New Delhi,Pranav Kulkarni: Defence Minister Manohar Parrikar has asked the three service headquarters to give their suggestions regarding the “make” procedures in the defence procurement policy (DPP). The new procedures in offing are aimed at creating ease of doing business with regards to defence market. The draft procedures which are being scrutinised by the service HQs are likely to be submitted shortly given that Parrikar has been aiming at finalising the same by April.

The make procedures have been given to the Army (and the other two services) for comments.
The make procedures have been given to the Army (and the other two services) for comments.

“The make procedures have been given to the Army (and the other two services) for comments. They will be giving inputs for making them simpler. Various directorates of the Army are presently studying the draft and are expected to respond shortly,” said a source.

These procedures have assumed importance under the present government’s ‘Make in India’ slogan. Parrikar has on various platforms said that he is working on revising these “make” procedures. And while the defence minister- led Defence Acquisition Council (DAC) has cleared a number of high-profile projects for making in India, the industry has been waiting for revised procedures that would facilitate their participation in these projects.
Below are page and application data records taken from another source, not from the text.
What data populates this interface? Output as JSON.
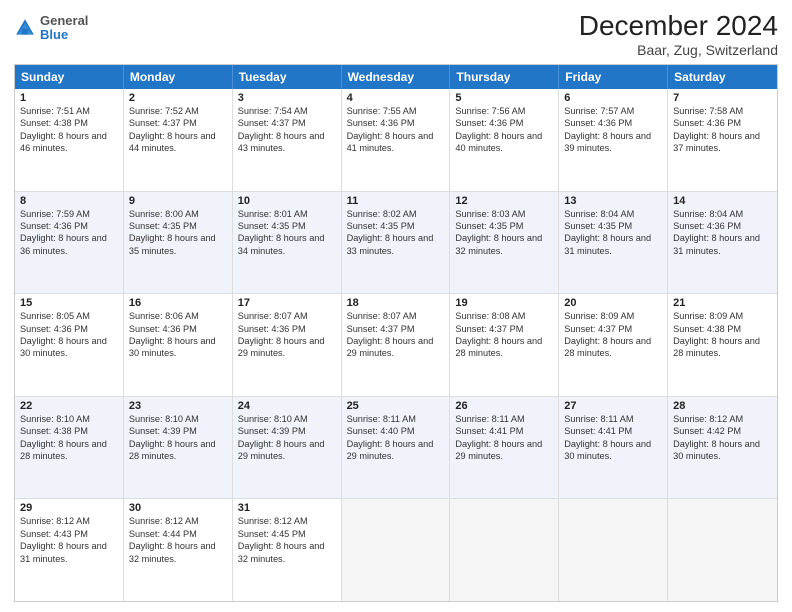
{
  "header": {
    "month_title": "December 2024",
    "location": "Baar, Zug, Switzerland",
    "logo_general": "General",
    "logo_blue": "Blue"
  },
  "days_of_week": [
    "Sunday",
    "Monday",
    "Tuesday",
    "Wednesday",
    "Thursday",
    "Friday",
    "Saturday"
  ],
  "weeks": [
    [
      {
        "day": "1",
        "sunrise": "Sunrise: 7:51 AM",
        "sunset": "Sunset: 4:38 PM",
        "daylight": "Daylight: 8 hours and 46 minutes."
      },
      {
        "day": "2",
        "sunrise": "Sunrise: 7:52 AM",
        "sunset": "Sunset: 4:37 PM",
        "daylight": "Daylight: 8 hours and 44 minutes."
      },
      {
        "day": "3",
        "sunrise": "Sunrise: 7:54 AM",
        "sunset": "Sunset: 4:37 PM",
        "daylight": "Daylight: 8 hours and 43 minutes."
      },
      {
        "day": "4",
        "sunrise": "Sunrise: 7:55 AM",
        "sunset": "Sunset: 4:36 PM",
        "daylight": "Daylight: 8 hours and 41 minutes."
      },
      {
        "day": "5",
        "sunrise": "Sunrise: 7:56 AM",
        "sunset": "Sunset: 4:36 PM",
        "daylight": "Daylight: 8 hours and 40 minutes."
      },
      {
        "day": "6",
        "sunrise": "Sunrise: 7:57 AM",
        "sunset": "Sunset: 4:36 PM",
        "daylight": "Daylight: 8 hours and 39 minutes."
      },
      {
        "day": "7",
        "sunrise": "Sunrise: 7:58 AM",
        "sunset": "Sunset: 4:36 PM",
        "daylight": "Daylight: 8 hours and 37 minutes."
      }
    ],
    [
      {
        "day": "8",
        "sunrise": "Sunrise: 7:59 AM",
        "sunset": "Sunset: 4:36 PM",
        "daylight": "Daylight: 8 hours and 36 minutes."
      },
      {
        "day": "9",
        "sunrise": "Sunrise: 8:00 AM",
        "sunset": "Sunset: 4:35 PM",
        "daylight": "Daylight: 8 hours and 35 minutes."
      },
      {
        "day": "10",
        "sunrise": "Sunrise: 8:01 AM",
        "sunset": "Sunset: 4:35 PM",
        "daylight": "Daylight: 8 hours and 34 minutes."
      },
      {
        "day": "11",
        "sunrise": "Sunrise: 8:02 AM",
        "sunset": "Sunset: 4:35 PM",
        "daylight": "Daylight: 8 hours and 33 minutes."
      },
      {
        "day": "12",
        "sunrise": "Sunrise: 8:03 AM",
        "sunset": "Sunset: 4:35 PM",
        "daylight": "Daylight: 8 hours and 32 minutes."
      },
      {
        "day": "13",
        "sunrise": "Sunrise: 8:04 AM",
        "sunset": "Sunset: 4:35 PM",
        "daylight": "Daylight: 8 hours and 31 minutes."
      },
      {
        "day": "14",
        "sunrise": "Sunrise: 8:04 AM",
        "sunset": "Sunset: 4:36 PM",
        "daylight": "Daylight: 8 hours and 31 minutes."
      }
    ],
    [
      {
        "day": "15",
        "sunrise": "Sunrise: 8:05 AM",
        "sunset": "Sunset: 4:36 PM",
        "daylight": "Daylight: 8 hours and 30 minutes."
      },
      {
        "day": "16",
        "sunrise": "Sunrise: 8:06 AM",
        "sunset": "Sunset: 4:36 PM",
        "daylight": "Daylight: 8 hours and 30 minutes."
      },
      {
        "day": "17",
        "sunrise": "Sunrise: 8:07 AM",
        "sunset": "Sunset: 4:36 PM",
        "daylight": "Daylight: 8 hours and 29 minutes."
      },
      {
        "day": "18",
        "sunrise": "Sunrise: 8:07 AM",
        "sunset": "Sunset: 4:37 PM",
        "daylight": "Daylight: 8 hours and 29 minutes."
      },
      {
        "day": "19",
        "sunrise": "Sunrise: 8:08 AM",
        "sunset": "Sunset: 4:37 PM",
        "daylight": "Daylight: 8 hours and 28 minutes."
      },
      {
        "day": "20",
        "sunrise": "Sunrise: 8:09 AM",
        "sunset": "Sunset: 4:37 PM",
        "daylight": "Daylight: 8 hours and 28 minutes."
      },
      {
        "day": "21",
        "sunrise": "Sunrise: 8:09 AM",
        "sunset": "Sunset: 4:38 PM",
        "daylight": "Daylight: 8 hours and 28 minutes."
      }
    ],
    [
      {
        "day": "22",
        "sunrise": "Sunrise: 8:10 AM",
        "sunset": "Sunset: 4:38 PM",
        "daylight": "Daylight: 8 hours and 28 minutes."
      },
      {
        "day": "23",
        "sunrise": "Sunrise: 8:10 AM",
        "sunset": "Sunset: 4:39 PM",
        "daylight": "Daylight: 8 hours and 28 minutes."
      },
      {
        "day": "24",
        "sunrise": "Sunrise: 8:10 AM",
        "sunset": "Sunset: 4:39 PM",
        "daylight": "Daylight: 8 hours and 29 minutes."
      },
      {
        "day": "25",
        "sunrise": "Sunrise: 8:11 AM",
        "sunset": "Sunset: 4:40 PM",
        "daylight": "Daylight: 8 hours and 29 minutes."
      },
      {
        "day": "26",
        "sunrise": "Sunrise: 8:11 AM",
        "sunset": "Sunset: 4:41 PM",
        "daylight": "Daylight: 8 hours and 29 minutes."
      },
      {
        "day": "27",
        "sunrise": "Sunrise: 8:11 AM",
        "sunset": "Sunset: 4:41 PM",
        "daylight": "Daylight: 8 hours and 30 minutes."
      },
      {
        "day": "28",
        "sunrise": "Sunrise: 8:12 AM",
        "sunset": "Sunset: 4:42 PM",
        "daylight": "Daylight: 8 hours and 30 minutes."
      }
    ],
    [
      {
        "day": "29",
        "sunrise": "Sunrise: 8:12 AM",
        "sunset": "Sunset: 4:43 PM",
        "daylight": "Daylight: 8 hours and 31 minutes."
      },
      {
        "day": "30",
        "sunrise": "Sunrise: 8:12 AM",
        "sunset": "Sunset: 4:44 PM",
        "daylight": "Daylight: 8 hours and 32 minutes."
      },
      {
        "day": "31",
        "sunrise": "Sunrise: 8:12 AM",
        "sunset": "Sunset: 4:45 PM",
        "daylight": "Daylight: 8 hours and 32 minutes."
      },
      null,
      null,
      null,
      null
    ]
  ]
}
According to sources, the draft procedures which are being studied by the service headquarters as well as the industry are likely to split the “make” category into sub categories — A, B, C, D. These sub categories will be based on the percentage participation of the government and industry and the funding provided by the government for the research and development of the projects. Officials in the know have also hinted that the Technology Perspective and Capability Roadmap (TPCR) — a document which gives the industry a picture of the likely “technological requirements” of the forces over 15 years — is also likely to be made “more detailed akin the Long Term Integrated Perspective Plan (LTIPP)” — a secret document that envisages the actual “equipment” requirement of the forces over 15 years. Officials believe that this will give a clear picture to the industry by helping them identify the projects they can participate in.